interesting phases of cut-off and release, and further along in this book diagrams will be found, illustrating in a way most easy of comprehension the positions of the different parts of the Walschaert valve gear at nine particular points: a technical but plain analysis of the gear, in connection with both inside and outside admission valves. (See folder plates, Figs. 35 and 36.) It would be better, however, to defer the study of those diagrams until we have introduced the reversing mechanism, and built up the complete engine.
We have already completed a very nice working engine of the stationary type, but we must supply a method of shortening the travel of the valve so as to restrict the steam port openings when the engine is running fast or under a light load,—this for the sake of economy; while the means provided for so shortening the valve travel will, further, permit the complete reversion of the direction in which the engine
For this we will cut the eccentric rod at about the point marked X in Fig. 5, and that part of the rod that is still connected with the return crank we will continue to call the eccentric rod, but the front section of the rod that connects with the combination lever will be referred to as the “radius rod.” The word radius is applied to the distance from the centre to the circumference of a circle: a spoke of a wheel, for

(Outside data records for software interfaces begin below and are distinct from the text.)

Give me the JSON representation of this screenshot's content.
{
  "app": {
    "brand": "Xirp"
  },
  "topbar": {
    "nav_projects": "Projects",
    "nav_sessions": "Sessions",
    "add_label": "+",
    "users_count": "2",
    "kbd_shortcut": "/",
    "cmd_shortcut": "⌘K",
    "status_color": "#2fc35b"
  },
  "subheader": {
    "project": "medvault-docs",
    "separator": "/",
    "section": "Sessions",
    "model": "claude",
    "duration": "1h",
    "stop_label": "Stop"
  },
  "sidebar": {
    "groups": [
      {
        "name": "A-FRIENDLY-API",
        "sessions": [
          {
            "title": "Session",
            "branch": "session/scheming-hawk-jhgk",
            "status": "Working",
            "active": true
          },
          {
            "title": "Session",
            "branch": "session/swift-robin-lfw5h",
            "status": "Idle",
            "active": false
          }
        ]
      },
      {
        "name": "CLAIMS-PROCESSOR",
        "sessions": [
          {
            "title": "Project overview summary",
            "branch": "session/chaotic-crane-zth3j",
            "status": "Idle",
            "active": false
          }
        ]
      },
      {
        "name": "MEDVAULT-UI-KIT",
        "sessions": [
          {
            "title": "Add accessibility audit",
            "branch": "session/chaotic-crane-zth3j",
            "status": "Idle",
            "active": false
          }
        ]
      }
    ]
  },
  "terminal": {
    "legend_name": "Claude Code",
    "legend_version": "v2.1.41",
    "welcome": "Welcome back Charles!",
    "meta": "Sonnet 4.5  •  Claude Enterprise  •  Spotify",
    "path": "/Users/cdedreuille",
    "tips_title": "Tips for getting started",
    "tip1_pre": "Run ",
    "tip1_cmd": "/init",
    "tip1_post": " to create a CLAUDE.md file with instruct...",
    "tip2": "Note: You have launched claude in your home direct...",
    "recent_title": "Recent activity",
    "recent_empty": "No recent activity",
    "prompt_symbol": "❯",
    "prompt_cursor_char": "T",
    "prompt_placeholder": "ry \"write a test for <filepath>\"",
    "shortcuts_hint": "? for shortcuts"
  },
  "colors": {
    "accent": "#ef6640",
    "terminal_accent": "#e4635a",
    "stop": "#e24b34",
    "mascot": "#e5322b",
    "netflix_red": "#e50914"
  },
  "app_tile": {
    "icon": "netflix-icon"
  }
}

instance, measured out from the hub centre to the periphery; one end of the radii is a fixed point,—the forward end of the radius rod is “fixed” at a point on the combination lever—with its other end rotating about it,—the back end of our radius rod will have a limited distance for rotation also.
The common double-eccentric gear—the Stephenson motion—has a "floating” link, with no fixed, unyielding point of resistance, and the pin by which it is suspended is not exactly in the centre of the link saddle, and from the latter fact and that at nearly every point in the cycle of motion, at any degree of cut-off, the action of the link is influenced by both eccentrics, the link describes those peculiarly curved lines of motion that are so mystifying to the student of valve gears.
With our single eccentric we are going to do away with a whole lot of those lines, and we will take that same old style of link and put the saddle-pin in the centre of the saddle and the link, and attach the pin to a fixed bracket, so that with no other connections the link could be rotated around on its pivoted centre.
With the Stephenson motion the curve of the link is made on a radius from the main axle upon which the eccentrics are mounted, so that as the link may be raised or lowered any point within it will be at a constant relative distance from the eccentric centre; the Walschaert eccentric, however, does not control